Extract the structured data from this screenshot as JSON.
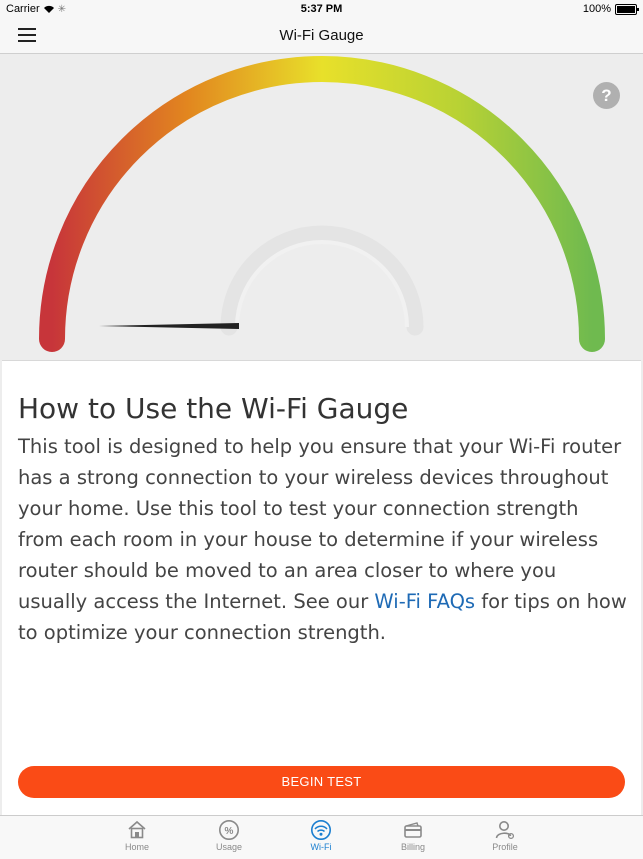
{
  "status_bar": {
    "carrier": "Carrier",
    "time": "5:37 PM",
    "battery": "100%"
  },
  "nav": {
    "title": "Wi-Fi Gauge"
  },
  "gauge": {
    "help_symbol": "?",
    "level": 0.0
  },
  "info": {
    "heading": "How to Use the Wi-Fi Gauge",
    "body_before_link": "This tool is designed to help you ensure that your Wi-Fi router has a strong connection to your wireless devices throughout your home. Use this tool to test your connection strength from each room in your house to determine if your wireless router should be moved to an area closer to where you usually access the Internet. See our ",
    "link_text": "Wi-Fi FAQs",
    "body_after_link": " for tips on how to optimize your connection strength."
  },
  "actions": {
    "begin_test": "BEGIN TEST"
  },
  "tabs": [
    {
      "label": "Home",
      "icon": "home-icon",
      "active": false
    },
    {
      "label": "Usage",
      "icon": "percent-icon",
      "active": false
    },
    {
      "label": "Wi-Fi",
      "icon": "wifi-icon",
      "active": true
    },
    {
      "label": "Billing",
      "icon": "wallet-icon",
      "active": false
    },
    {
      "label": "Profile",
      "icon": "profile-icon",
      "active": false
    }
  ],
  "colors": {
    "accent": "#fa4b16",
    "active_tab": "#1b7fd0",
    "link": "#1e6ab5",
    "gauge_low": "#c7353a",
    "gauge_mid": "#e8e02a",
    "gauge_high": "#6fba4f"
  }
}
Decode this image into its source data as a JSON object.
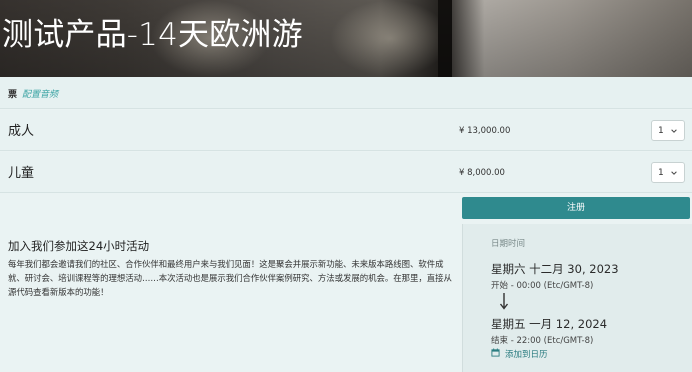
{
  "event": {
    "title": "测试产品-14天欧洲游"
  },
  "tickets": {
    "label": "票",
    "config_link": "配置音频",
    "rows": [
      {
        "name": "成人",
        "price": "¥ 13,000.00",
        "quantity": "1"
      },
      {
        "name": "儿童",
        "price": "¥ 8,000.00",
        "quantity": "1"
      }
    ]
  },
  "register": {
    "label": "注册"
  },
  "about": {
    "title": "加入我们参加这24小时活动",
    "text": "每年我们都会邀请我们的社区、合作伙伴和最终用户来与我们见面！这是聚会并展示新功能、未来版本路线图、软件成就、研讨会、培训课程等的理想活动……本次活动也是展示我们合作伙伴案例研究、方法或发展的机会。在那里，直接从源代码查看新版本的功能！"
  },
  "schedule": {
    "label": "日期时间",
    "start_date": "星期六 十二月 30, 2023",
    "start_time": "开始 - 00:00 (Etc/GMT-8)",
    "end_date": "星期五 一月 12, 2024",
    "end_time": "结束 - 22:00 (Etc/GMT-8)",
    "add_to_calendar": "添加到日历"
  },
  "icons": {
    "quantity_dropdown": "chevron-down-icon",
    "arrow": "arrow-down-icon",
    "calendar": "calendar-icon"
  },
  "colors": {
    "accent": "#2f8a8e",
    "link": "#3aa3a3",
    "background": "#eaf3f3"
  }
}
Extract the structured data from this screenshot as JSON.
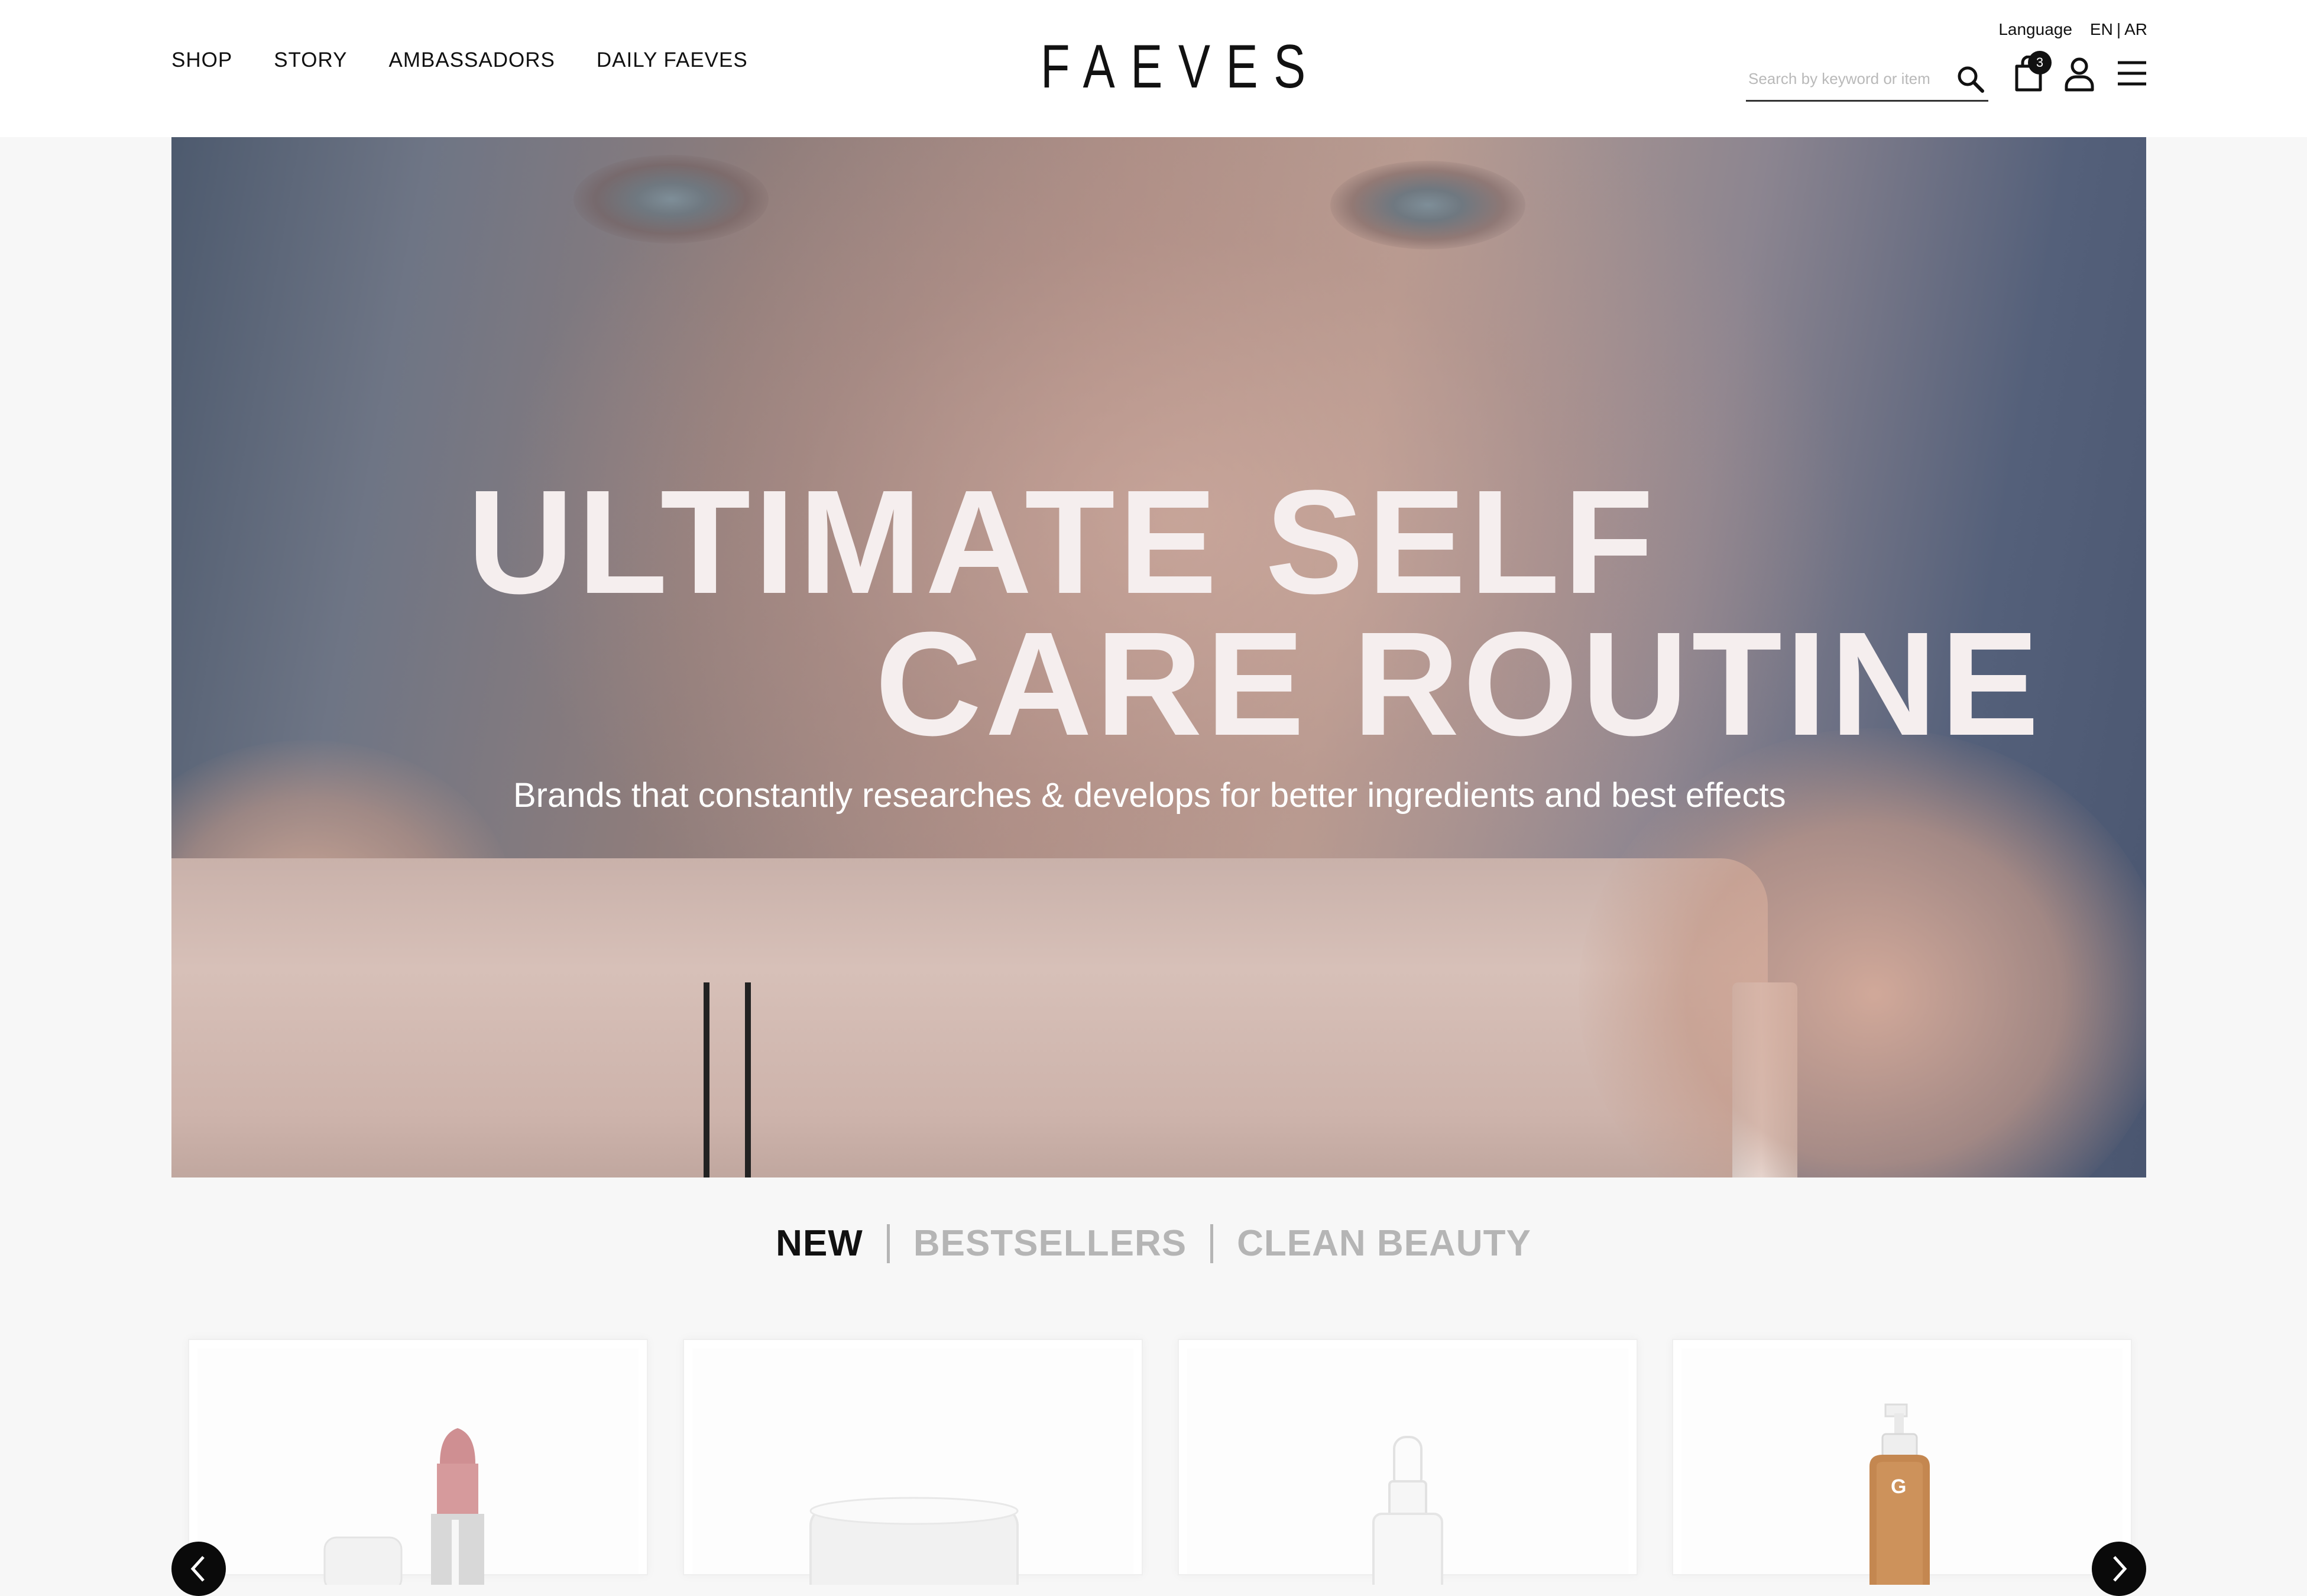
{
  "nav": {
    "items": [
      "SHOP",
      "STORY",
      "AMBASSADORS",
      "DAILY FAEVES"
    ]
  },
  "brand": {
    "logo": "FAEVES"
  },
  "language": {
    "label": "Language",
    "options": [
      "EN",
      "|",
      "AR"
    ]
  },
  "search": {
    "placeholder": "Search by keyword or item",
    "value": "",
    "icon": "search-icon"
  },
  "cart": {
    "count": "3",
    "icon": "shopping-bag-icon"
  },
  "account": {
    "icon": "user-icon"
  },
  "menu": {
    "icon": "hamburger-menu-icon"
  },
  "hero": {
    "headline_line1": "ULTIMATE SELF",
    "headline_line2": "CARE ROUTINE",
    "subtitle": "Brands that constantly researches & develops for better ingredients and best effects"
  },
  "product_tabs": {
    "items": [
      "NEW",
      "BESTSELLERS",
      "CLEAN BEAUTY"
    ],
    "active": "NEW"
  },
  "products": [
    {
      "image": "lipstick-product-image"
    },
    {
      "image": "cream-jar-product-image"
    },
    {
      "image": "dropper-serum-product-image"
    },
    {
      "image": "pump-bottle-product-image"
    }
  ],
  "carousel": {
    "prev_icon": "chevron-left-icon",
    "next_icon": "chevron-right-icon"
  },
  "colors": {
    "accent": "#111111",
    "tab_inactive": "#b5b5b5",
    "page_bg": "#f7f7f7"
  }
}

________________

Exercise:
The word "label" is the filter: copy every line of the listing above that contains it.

Output for this exercise:
      "label": "Home",
      "label": "Usage",
      "label": "Wi-Fi",
      "label": "Billing",
      "label": "Profile",
    "label": "票",
    "label": "注册"
    "label": "日期时间",
    "label": "Language",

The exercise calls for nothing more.